Component data from apps and pages:
• • • • •

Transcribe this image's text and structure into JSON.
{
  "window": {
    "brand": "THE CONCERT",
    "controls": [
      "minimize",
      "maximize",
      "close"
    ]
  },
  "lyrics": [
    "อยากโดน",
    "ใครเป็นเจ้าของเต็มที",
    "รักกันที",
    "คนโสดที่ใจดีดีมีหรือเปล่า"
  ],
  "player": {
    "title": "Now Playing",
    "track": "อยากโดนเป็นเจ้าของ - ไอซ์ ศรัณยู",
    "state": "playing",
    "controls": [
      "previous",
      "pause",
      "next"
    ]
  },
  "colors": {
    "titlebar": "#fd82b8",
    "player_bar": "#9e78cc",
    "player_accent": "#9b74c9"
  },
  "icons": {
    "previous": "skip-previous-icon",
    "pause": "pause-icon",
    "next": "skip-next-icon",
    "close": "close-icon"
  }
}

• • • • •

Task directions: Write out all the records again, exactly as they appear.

Answer space:
Transcribe this image's text and structure into JSON.
{
  "window": {
    "brand": "THE CONCERT",
    "controls": [
      "minimize",
      "maximize",
      "close"
    ]
  },
  "lyrics": [
    "อยากโดน",
    "ใครเป็นเจ้าของเต็มที",
    "รักกันที",
    "คนโสดที่ใจดีดีมีหรือเปล่า"
  ],
  "player": {
    "title": "Now Playing",
    "track": "อยากโดนเป็นเจ้าของ - ไอซ์ ศรัณยู",
    "state": "playing",
    "controls": [
      "previous",
      "pause",
      "next"
    ]
  },
  "colors": {
    "titlebar": "#fd82b8",
    "player_bar": "#9e78cc",
    "player_accent": "#9b74c9"
  },
  "icons": {
    "previous": "skip-previous-icon",
    "pause": "pause-icon",
    "next": "skip-next-icon",
    "close": "close-icon"
  }
}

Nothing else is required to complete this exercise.